The finding, by UC Davis graduate student Tasha Thompson and colleagues, helps distinguish between spring- and fall-run fish—and could help save spring-run salmon from human-hastened extinction. Fall-run populations enter rivers in autumn and spawn immediately. By contrast, spring-run fish return during peak snowmelt, linger in tributaries through summer, and spawn around the same time as their fall-run brethren. “Spring-run fish are special for a lot of reasons,” Thompson says. Spring-run salmon historically spawned in the upper portion of watersheds, nourishing ecosystems with marine nutrients when they died. Today, these habitat preferences have left spring-run Chinook vulnerable thanks to dams, logging, climate change, and other human-caused alterations to their habitat. “People once thought spring-runs would easily evolve from fall because they’re so closely related within the same river,” Thompson says. But her research finds that less than 0.5 percent of the fish in the Shasta and Scott rivers, which lost their spring runs decades ago, still possess the spring-run variant. “That’s a level that can’t be considered sustainable for maintaining the spring-run gene,” she says. Yet all is not necessarily lost for these fish. Dam removals on the Klamath will reopen hundreds of miles of upper watershed spawning habitat by 2021. And the new genetic test should improve management of spring-run fishes, enabling scientists to survey populations and guide conservation efforts.
Photo: Jan Jaap Dekker
Pearls in the ocean of information that our reporters didn’t want you to miss
2012 Salmon River Spring Chinook Salmon Survey Dive
 

A gene tells Chinook salmon whether to return to their native streams to spawn in spring, fall, or sometime in-between, according to new research.

The finding, by UC Davis graduate student Tasha Thompson and colleagues, helps distinguish between spring- and fall-run fish—and could help save spring-run salmon from human-hastened extinction. Fall-run populations enter rivers in autumn and spawn immediately. By contrast, spring-run fish return during peak snowmelt, linger in tributaries through summer, and spawn around the same time as their fall-run brethren. “Spring-run fish are special for a lot of reasons,” Thompson says.
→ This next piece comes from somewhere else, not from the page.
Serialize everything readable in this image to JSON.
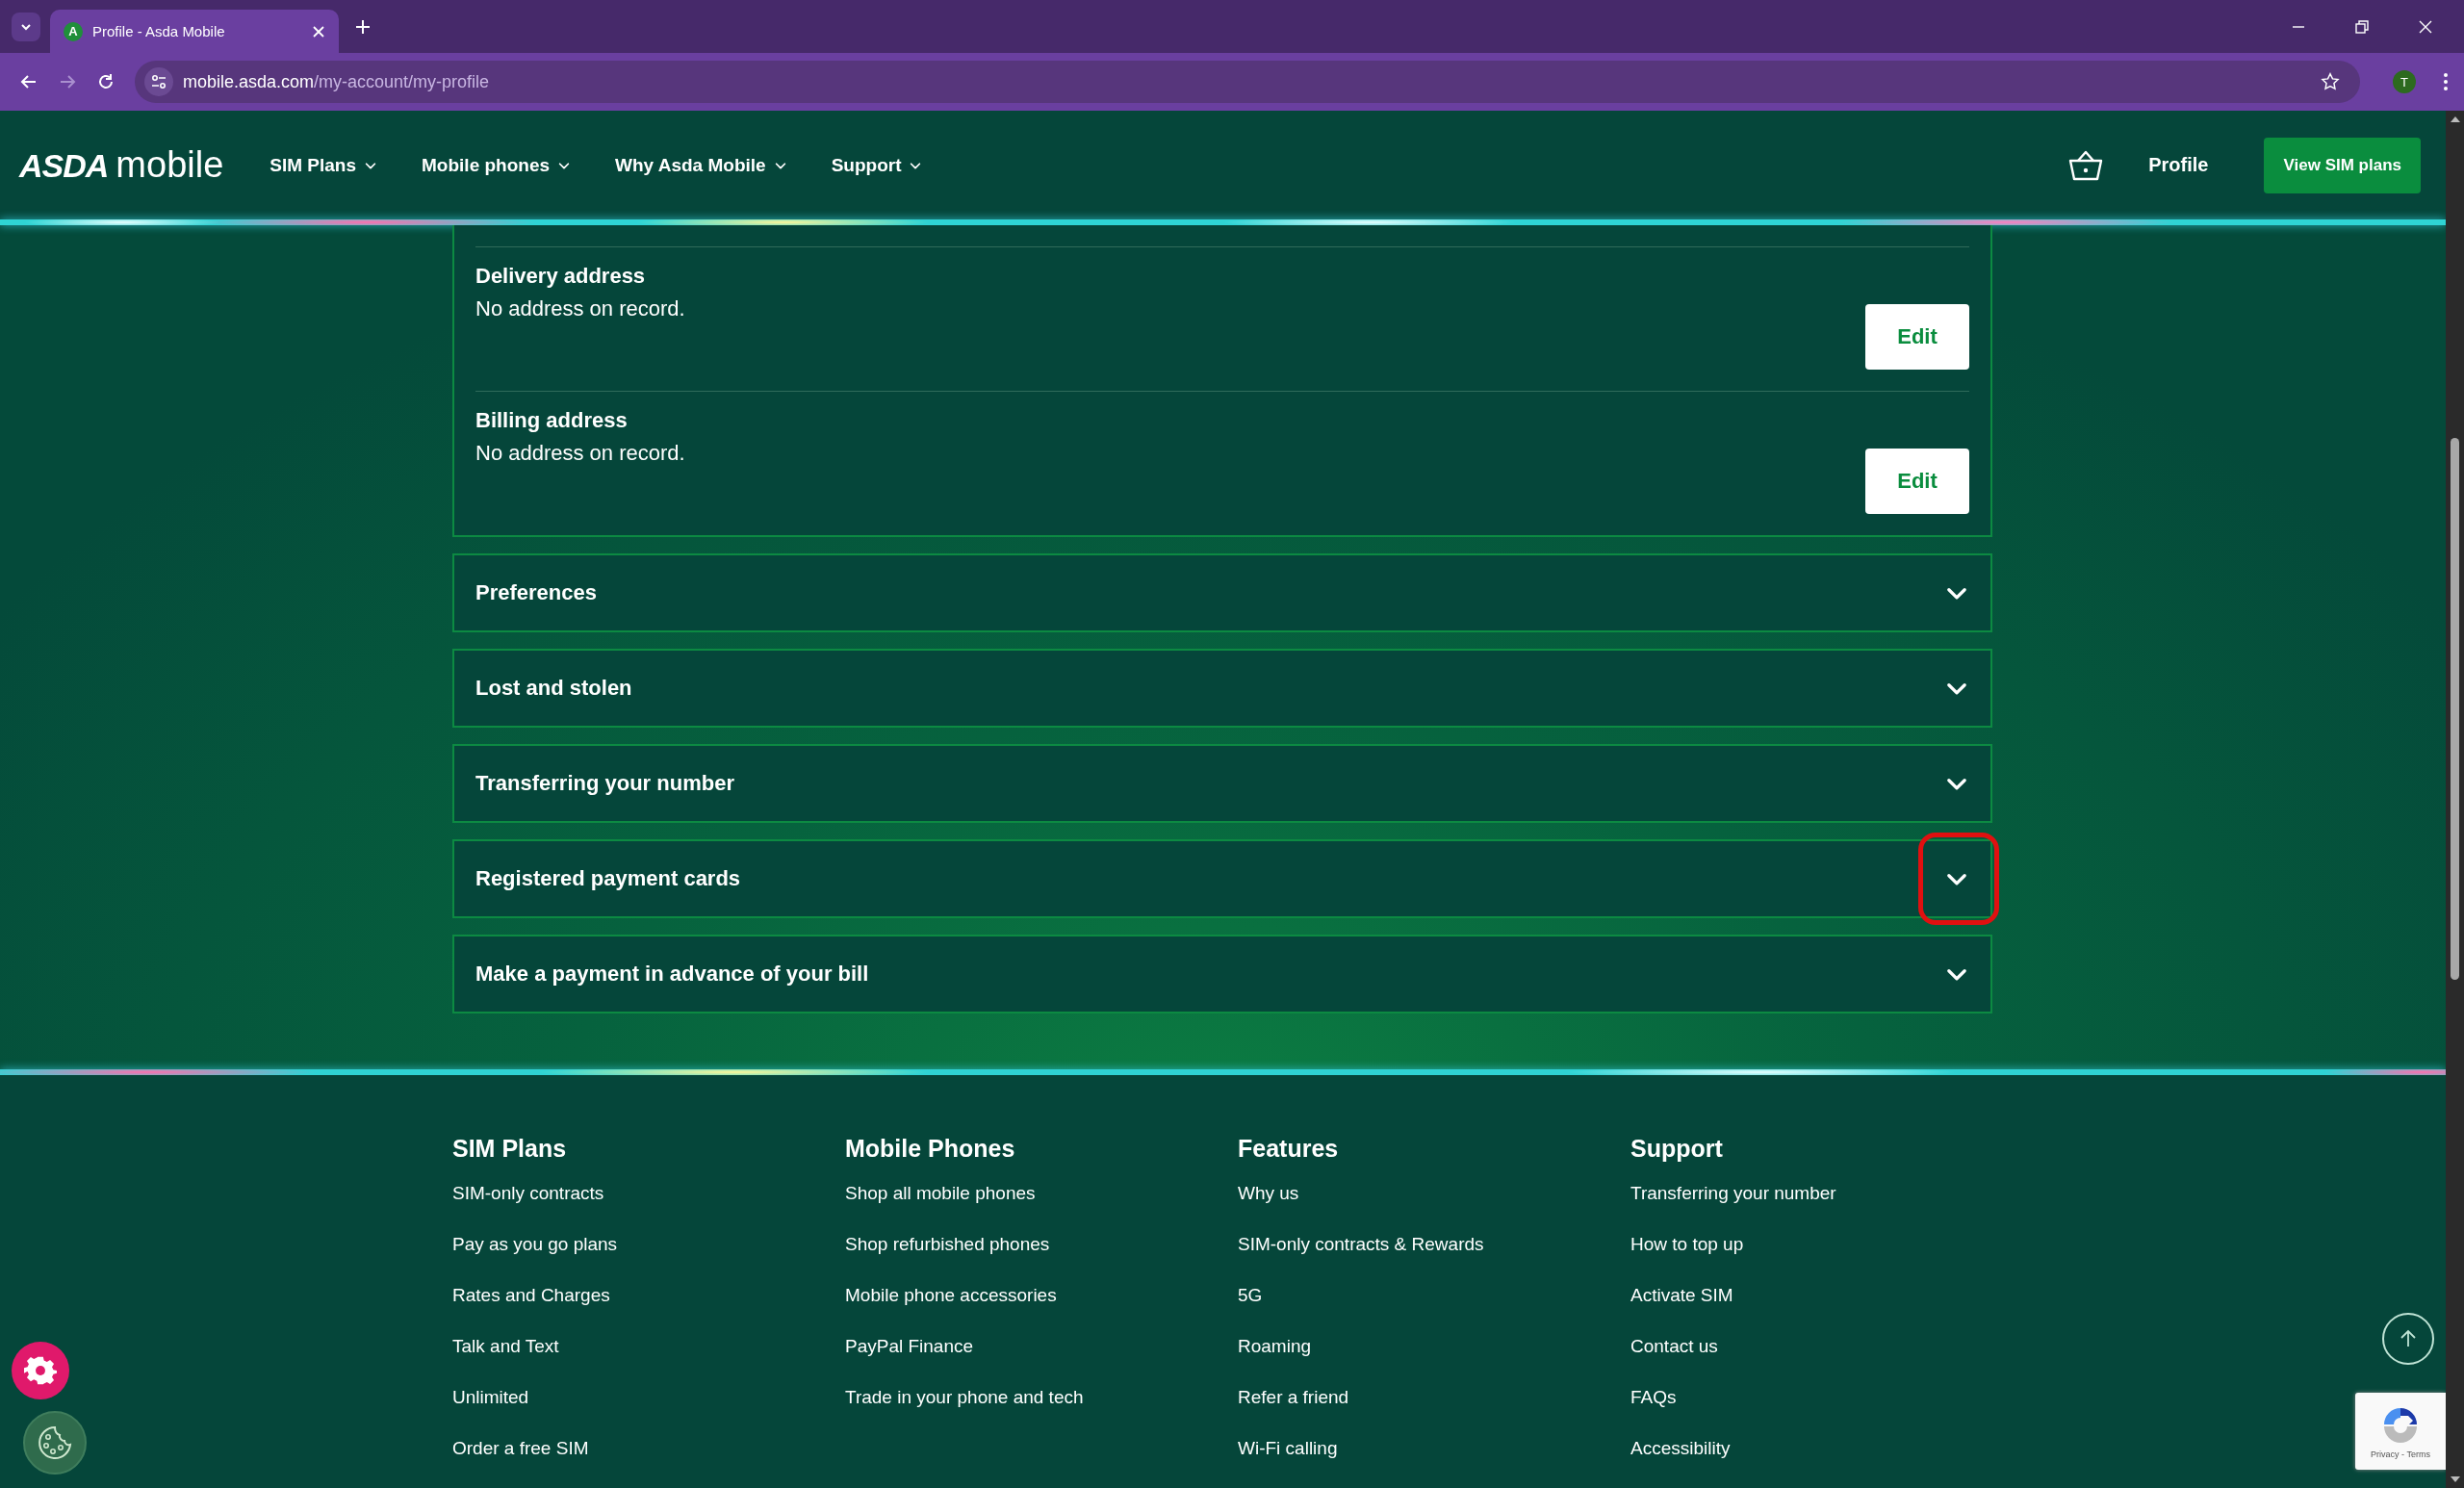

Spring-run salmon historically spawned in the upper portion of watersheds, nourishing ecosystems with marine nutrients when they died. Today, these habitat preferences have left spring-run Chinook vulnerable thanks to dams, logging, climate change, and other human-caused alterations to their habitat. “People once thought spring-runs would easily evolve from fall because they’re so closely related within the same river,” Thompson says. But her research finds that less than 0.5 percent of the fish in the Shasta and Scott rivers, which lost their spring runs decades ago, still possess the spring-run variant. “That’s a level that can’t be considered sustainable for maintaining the spring-run gene,” she says. Yet all is not necessarily lost for these fish. Dam removals on the Klamath will reopen hundreds of miles of upper watershed spawning habitat by 2021. And the new genetic test should improve management of spring-run fishes, enabling scientists to survey populations and guide conservation efforts.
Photo: Jan Jaap Dekker

About the author

Bay Area native Kathleen M. Wong is a science writer specializing in the natural history and environment of California and the West. With Ariel Rubissow Okamoto, she coauthored Natural History of San Francisco Bay (UC Press, 2011), for which she shared the 2013 Harold Gilliam Award for Excellence in Environmental Reporting. She reports on native species, climate change, and environmental conditions for Estuary, and is the science writer of the University of California Natural Reserve System.